Nelson at Naples in 1799

Naples in 1799Empires collapse, kingdoms fall but republics are not immune from bloody ruin. Such was the case in Naples in 1799. There the armies of the French republic had chased out the Bourbon royal family and established a liberal government of doctors, lawyers and intellectuals. They lasted six months in office before a ferocious counter-revolution, led by a militant cleric, Cardinal Ruffo, swept them from power. Naples was the scene of the final agony of this transient republic, with the royalists exacting revenge in the streets or in the courts and on the scaffold. Hundreds died or were imprisoned or exiled, and the kingdom banished its intellectual elite and found its culture beheaded.

Set within that brutal history is a dramatic story of surrender and betrayal. In June 1799, as the republicans found themselves assailed by the forces of the reaction, many of them were hunted through the streets and put to death. A significant number, however, took shelter and were besieged within the forts of the capital. They capitulated to the cardinal on condition they would be safely transported to France, and the surrender was signed and sealed. Just then Horatio Nelson’s fleet arrived, and the British admiral rejected the treaty. Bolstered by the support of Sir William and Emma Hamilton, and with the vindictive Bourbons declaring that there would be no treating with rebels, Nelson violated the treaty of surrender. Through this controversial act, and after a tangled sequence of events, hundreds of Neapolitans, thinking themselves saved, now found themselves at the mercy of royalist revenge.

In Italy the event became synonymous with betrayal. But Nelson’s honour was also called to account in his native land. Charles James Fox railed against him in parliament in 1800. Nelson’s biographer, Southey, went as far as to state that the episode was “a deplorable transaction, a stain on the memory of Nelson and upon the honour of England”. G. K. Chesterton agreed, writing “Nelson turned his blindest eye On Naples and on liberty”.

I am writing a book on the revolution at Naples in 1799 which will look, in particular, at Nelson’s role in destroying the republic and the controversies surrounding his actions in the bay of Naples in June and July 1799. It also looks at life in Naples as it undergoes revolution in 1798 and 1799. The start of the book is presented here.

I’ve added some primary source material relating to Naples (life in the kingdom in the 1790s and the experience of revolution) Nelson (how he broke the treaty which protected the surrendered republicans, and how he hanged Admiral Caracciolo) and some letters from the summer of 1799:

A plea to Nelson

From some of the captured republicans on the transports, detained by Nelson in contravention of the treaty of surrender.

Dr Cirillo’s letter to Nelson

A letter from Domenico Cirillo to Lord Nelson, asking that he be released from irons whilst he was confined onboard one of Nelson’s ships in the harbour of Naples in July 1799.

Excerpts from Camillo Elefante’s fascinating diary

What everyday life was like for Neapolitans (this one a middle class merchant) in 1799 as the royal family fled and the armies of the French revolution arrive.

Hanging Caracciolo

Nelson’s order requiring Admiral Caracciolo to be taken to La Minerva frigate and hanged, then his corpse cut down and dropped into the sea.
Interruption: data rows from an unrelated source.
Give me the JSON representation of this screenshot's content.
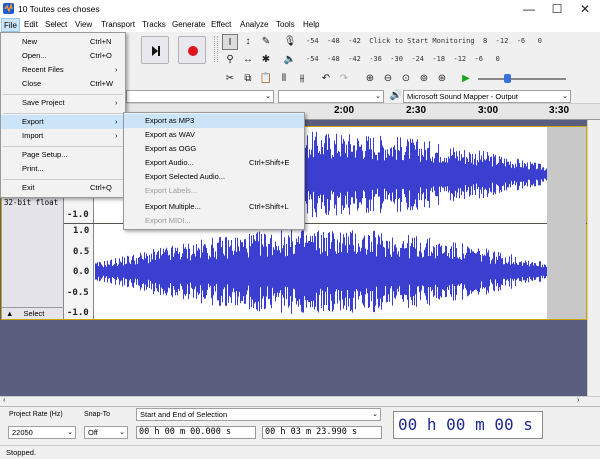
{
  "window": {
    "title": "10 Toutes ces choses",
    "minimize": "—",
    "maximize": "☐",
    "close": "✕"
  },
  "menubar": {
    "items": [
      "File",
      "Edit",
      "Select",
      "View",
      "Transport",
      "Tracks",
      "Generate",
      "Effect",
      "Analyze",
      "Tools",
      "Help"
    ]
  },
  "file_menu": {
    "items": [
      {
        "label": "New",
        "shortcut": "Ctrl+N"
      },
      {
        "label": "Open...",
        "shortcut": "Ctrl+O"
      },
      {
        "label": "Recent Files",
        "shortcut": "›"
      },
      {
        "label": "Close",
        "shortcut": "Ctrl+W"
      },
      {
        "label": "Save Project",
        "shortcut": "›"
      },
      {
        "label": "Export",
        "shortcut": "›"
      },
      {
        "label": "Import",
        "shortcut": "›"
      },
      {
        "label": "Page Setup...",
        "shortcut": ""
      },
      {
        "label": "Print...",
        "shortcut": ""
      },
      {
        "label": "Exit",
        "shortcut": "Ctrl+Q"
      }
    ]
  },
  "export_menu": {
    "items": [
      {
        "label": "Export as MP3",
        "shortcut": ""
      },
      {
        "label": "Export as WAV",
        "shortcut": ""
      },
      {
        "label": "Export as OGG",
        "shortcut": ""
      },
      {
        "label": "Export Audio...",
        "shortcut": "Ctrl+Shift+E"
      },
      {
        "label": "Export Selected Audio...",
        "shortcut": ""
      },
      {
        "label": "Export Labels...",
        "shortcut": ""
      },
      {
        "label": "Export Multiple...",
        "shortcut": "Ctrl+Shift+L"
      },
      {
        "label": "Export MIDI...",
        "shortcut": ""
      }
    ]
  },
  "toolbar": {
    "meter_scale_top": "-54  -48  -42  Click to Start Monitoring  8  -12  -6   0",
    "meter_scale_bottom": "-54  -48  -42  -36  -30  -24  -18  -12  -6   0",
    "output_device": "Microsoft Sound Mapper - Output"
  },
  "timeline": {
    "ticks": [
      "2:00",
      "2:30",
      "3:00",
      "3:30"
    ]
  },
  "tracks": {
    "format": "32-bit float",
    "scale": [
      "-1.0",
      "1.0",
      "0.5",
      "0.0",
      "-0.5",
      "-1.0"
    ],
    "select_label": "Select"
  },
  "selection_toolbar": {
    "project_rate_label": "Project Rate (Hz)",
    "snap_to_label": "Snap-To",
    "project_rate": "22050",
    "snap_to": "Off",
    "selection_mode": "Start and End of Selection",
    "start_time": "00 h 00 m 00.000 s",
    "end_time": "00 h 03 m 23.990 s",
    "big_time": "00 h 00 m 00 s"
  },
  "status": {
    "text": "Stopped."
  },
  "colors": {
    "wave": "#3a3fcf",
    "track_bg": "#5a5f7f",
    "menu_highlight": "#cce4f7"
  }
}
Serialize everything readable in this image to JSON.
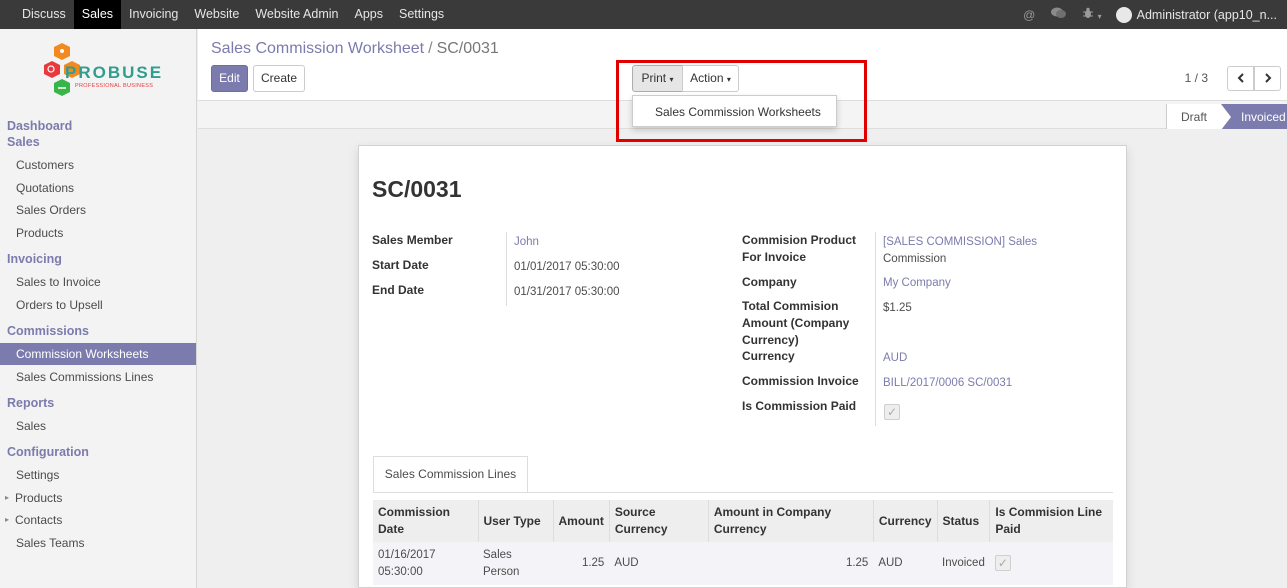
{
  "topbar": {
    "menu": [
      "Discuss",
      "Sales",
      "Invoicing",
      "Website",
      "Website Admin",
      "Apps",
      "Settings"
    ],
    "active": "Sales",
    "user": "Administrator (app10_n..."
  },
  "logo": {
    "name": "PROBUSE",
    "tagline": "PROFESSIONAL BUSINESS"
  },
  "sidebar": {
    "dashboard": "Dashboard",
    "sales_heading": "Sales",
    "sales_items": [
      "Customers",
      "Quotations",
      "Sales Orders",
      "Products"
    ],
    "invoicing_heading": "Invoicing",
    "invoicing_items": [
      "Sales to Invoice",
      "Orders to Upsell"
    ],
    "commissions_heading": "Commissions",
    "commissions_items": [
      "Commission Worksheets",
      "Sales Commissions Lines"
    ],
    "reports_heading": "Reports",
    "reports_items": [
      "Sales"
    ],
    "configuration_heading": "Configuration",
    "configuration_items": [
      "Settings",
      "Products",
      "Contacts",
      "Sales Teams"
    ]
  },
  "breadcrumb": {
    "parent": "Sales Commission Worksheet",
    "separator": "/",
    "current": "SC/0031"
  },
  "buttons": {
    "edit": "Edit",
    "create": "Create",
    "print": "Print",
    "action": "Action"
  },
  "print_menu": {
    "option": "Sales Commission Worksheets"
  },
  "pager": {
    "value": "1 / 3"
  },
  "status": {
    "draft": "Draft",
    "invoiced": "Invoiced"
  },
  "record": {
    "name": "SC/0031",
    "sales_member_label": "Sales Member",
    "sales_member": "John",
    "start_date_label": "Start Date",
    "start_date": "01/01/2017 05:30:00",
    "end_date_label": "End Date",
    "end_date": "01/31/2017 05:30:00",
    "commission_product_label": "Commision Product For Invoice",
    "commission_product_1": "[SALES COMMISSION] Sales",
    "commission_product_2": "Commission",
    "company_label": "Company",
    "company": "My Company",
    "total_label": "Total Commision Amount (Company Currency)",
    "total": "$1.25",
    "currency_label": "Currency",
    "currency": "AUD",
    "invoice_label": "Commission Invoice",
    "invoice": "BILL/2017/0006 SC/0031",
    "paid_label": "Is Commission Paid",
    "paid": true
  },
  "lines_tab": "Sales Commission Lines",
  "lines_table": {
    "headers": [
      "Commission Date",
      "User Type",
      "Amount",
      "Source Currency",
      "Amount in Company Currency",
      "Currency",
      "Status",
      "Is Commision Line Paid"
    ],
    "rows": [
      [
        "01/16/2017 05:30:00",
        "Sales Person",
        "1.25",
        "AUD",
        "1.25",
        "AUD",
        "Invoiced",
        ""
      ]
    ]
  }
}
A rather vindictive execution of one of the leading Neapolitan republicans.

Lady Hamilton (I)

Sir William Hamilton’s first wife, and a letter describing the loss he felt when she died at Naples in 1782.

Lady Hamilton (II)

Sir William Hamilton’s second wife, Emma, and how she came to be in Naples.

Some letters by Giovanni Acton

A collection of letters from Giovanni Acton (Sir John Acton) to Sir William Hamilton. These deal with the evacuation of the Neapolitan royal family from Naples to Palermo in December 1798, an operation which involved loading the royal household and royal trasure onboard Nelson’s ships.

The Capitulation as seen by the French

The French commandant’s report to his superior detailing why the capitulation had been agreed, and confirming that the republicans would be spared and sent to Toulon.

The Capitulation of the Neapolitan Republicans

This is a draft of the actual treaty of surrender agreed and signed by Cardinal Ruffo and the republicans of Naples. The queen of Naples, Maria Carolina, got hold of the draft and wrote vindictive threats all over it. The original is in the British Library.

Two letters by Charles Lock (1799)

Young Charles Lock was a hostile witness when it came to Nelson. His two letters to General Graham, written in July and August 1799, summarise the case for the prosecution when it comes o Nelson’s actions at Naples.